Stored items.
_ _ _ _ _

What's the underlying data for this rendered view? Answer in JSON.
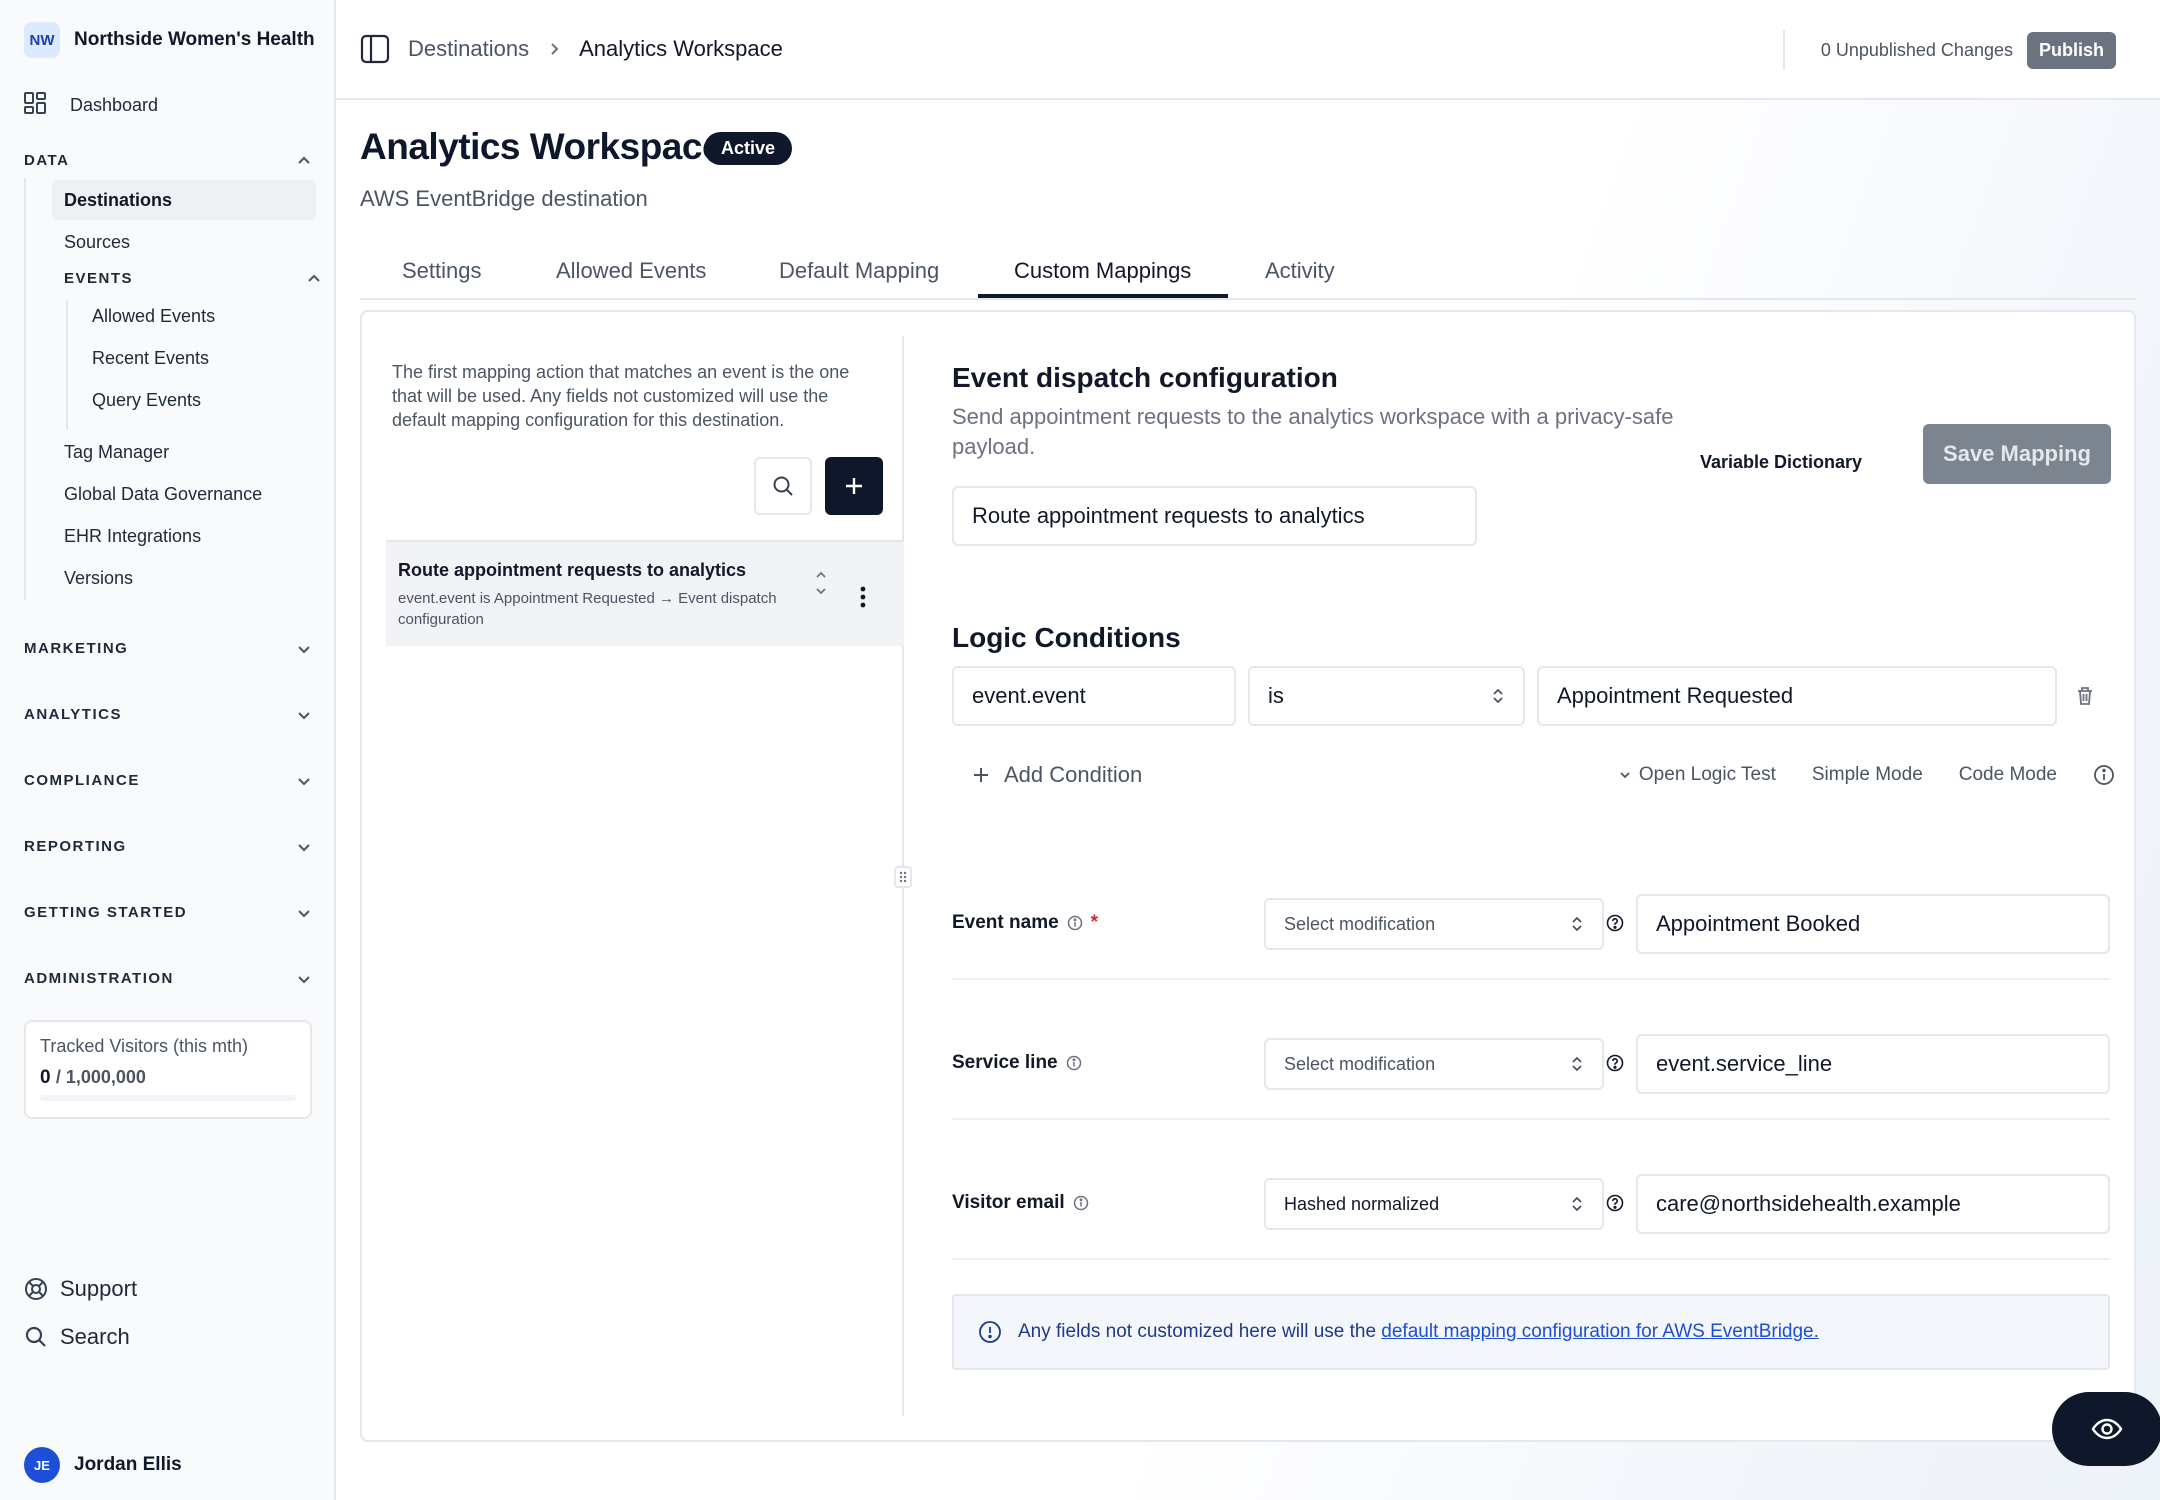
{
  "org": {
    "initials": "NW",
    "name": "Northside Women's Health"
  },
  "nav": {
    "dashboard": "Dashboard",
    "data_section": "DATA",
    "data_items": [
      "Destinations",
      "Sources"
    ],
    "events_section": "EVENTS",
    "event_items": [
      "Allowed Events",
      "Recent Events",
      "Query Events"
    ],
    "data_items_after": [
      "Tag Manager",
      "Global Data Governance",
      "EHR Integrations",
      "Versions"
    ],
    "sections": [
      "MARKETING",
      "ANALYTICS",
      "COMPLIANCE",
      "REPORTING",
      "GETTING STARTED",
      "ADMINISTRATION"
    ]
  },
  "visitors": {
    "label": "Tracked Visitors (this mth)",
    "count": "0",
    "limit": "/ 1,000,000",
    "progress": 0
  },
  "bottom": {
    "support": "Support",
    "search": "Search"
  },
  "user": {
    "initials": "JE",
    "name": "Jordan Ellis"
  },
  "topbar": {
    "breadcrumb_parent": "Destinations",
    "breadcrumb_current": "Analytics Workspace",
    "unpublished": "0 Unpublished Changes",
    "publish": "Publish"
  },
  "header": {
    "title": "Analytics Workspace",
    "status": "Active",
    "subtitle": "AWS EventBridge destination",
    "tabs": [
      "Settings",
      "Allowed Events",
      "Default Mapping",
      "Custom Mappings",
      "Activity"
    ],
    "active_tab": "Custom Mappings"
  },
  "left_panel": {
    "help": "The first mapping action that matches an event is the one that will be used. Any fields not customized will use the default mapping configuration for this destination.",
    "rule": {
      "title": "Route appointment requests to analytics",
      "desc": "event.event is Appointment Requested → Event dispatch configuration"
    }
  },
  "config": {
    "title": "Event dispatch configuration",
    "desc": "Send appointment requests to the analytics workspace with a privacy-safe payload.",
    "variable_dictionary": "Variable Dictionary",
    "save": "Save Mapping",
    "name_value": "Route appointment requests to analytics"
  },
  "logic": {
    "title": "Logic Conditions",
    "field": "event.event",
    "operator": "is",
    "value": "Appointment Requested",
    "add_condition": "Add Condition",
    "open_test": "Open Logic Test",
    "simple_mode": "Simple Mode",
    "code_mode": "Code Mode"
  },
  "mappings": [
    {
      "label": "Event name",
      "required": "*",
      "modification": "Select modification",
      "value": "Appointment Booked"
    },
    {
      "label": "Service line",
      "modification": "Select modification",
      "value": "event.service_line"
    },
    {
      "label": "Visitor email",
      "modification": "Hashed normalized",
      "value": "care@northsidehealth.example"
    }
  ],
  "info": {
    "text": "Any fields not customized here will use the",
    "link": "default mapping configuration for AWS EventBridge."
  },
  "colors": {
    "primary": "#0f172a",
    "accent_link": "#1d4ed8",
    "required": "#dc2626"
  }
}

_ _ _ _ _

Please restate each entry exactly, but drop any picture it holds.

Completed exercise.
What's the underlying data for this rendered view? Answer in JSON.
{
  "org": {
    "initials": "NW",
    "name": "Northside Women's Health"
  },
  "nav": {
    "dashboard": "Dashboard",
    "data_section": "DATA",
    "data_items": [
      "Destinations",
      "Sources"
    ],
    "events_section": "EVENTS",
    "event_items": [
      "Allowed Events",
      "Recent Events",
      "Query Events"
    ],
    "data_items_after": [
      "Tag Manager",
      "Global Data Governance",
      "EHR Integrations",
      "Versions"
    ],
    "sections": [
      "MARKETING",
      "ANALYTICS",
      "COMPLIANCE",
      "REPORTING",
      "GETTING STARTED",
      "ADMINISTRATION"
    ]
  },
  "visitors": {
    "label": "Tracked Visitors (this mth)",
    "count": "0",
    "limit": "/ 1,000,000",
    "progress": 0
  },
  "bottom": {
    "support": "Support",
    "search": "Search"
  },
  "user": {
    "initials": "JE",
    "name": "Jordan Ellis"
  },
  "topbar": {
    "breadcrumb_parent": "Destinations",
    "breadcrumb_current": "Analytics Workspace",
    "unpublished": "0 Unpublished Changes",
    "publish": "Publish"
  },
  "header": {
    "title": "Analytics Workspace",
    "status": "Active",
    "subtitle": "AWS EventBridge destination",
    "tabs": [
      "Settings",
      "Allowed Events",
      "Default Mapping",
      "Custom Mappings",
      "Activity"
    ],
    "active_tab": "Custom Mappings"
  },
  "left_panel": {
    "help": "The first mapping action that matches an event is the one that will be used. Any fields not customized will use the default mapping configuration for this destination.",
    "rule": {
      "title": "Route appointment requests to analytics",
      "desc": "event.event is Appointment Requested → Event dispatch configuration"
    }
  },
  "config": {
    "title": "Event dispatch configuration",
    "desc": "Send appointment requests to the analytics workspace with a privacy-safe payload.",
    "variable_dictionary": "Variable Dictionary",
    "save": "Save Mapping",
    "name_value": "Route appointment requests to analytics"
  },
  "logic": {
    "title": "Logic Conditions",
    "field": "event.event",
    "operator": "is",
    "value": "Appointment Requested",
    "add_condition": "Add Condition",
    "open_test": "Open Logic Test",
    "simple_mode": "Simple Mode",
    "code_mode": "Code Mode"
  },
  "mappings": [
    {
      "label": "Event name",
      "required": "*",
      "modification": "Select modification",
      "value": "Appointment Booked"
    },
    {
      "label": "Service line",
      "modification": "Select modification",
      "value": "event.service_line"
    },
    {
      "label": "Visitor email",
      "modification": "Hashed normalized",
      "value": "care@northsidehealth.example"
    }
  ],
  "info": {
    "text": "Any fields not customized here will use the",
    "link": "default mapping configuration for AWS EventBridge."
  },
  "colors": {
    "primary": "#0f172a",
    "accent_link": "#1d4ed8",
    "required": "#dc2626"
  }
}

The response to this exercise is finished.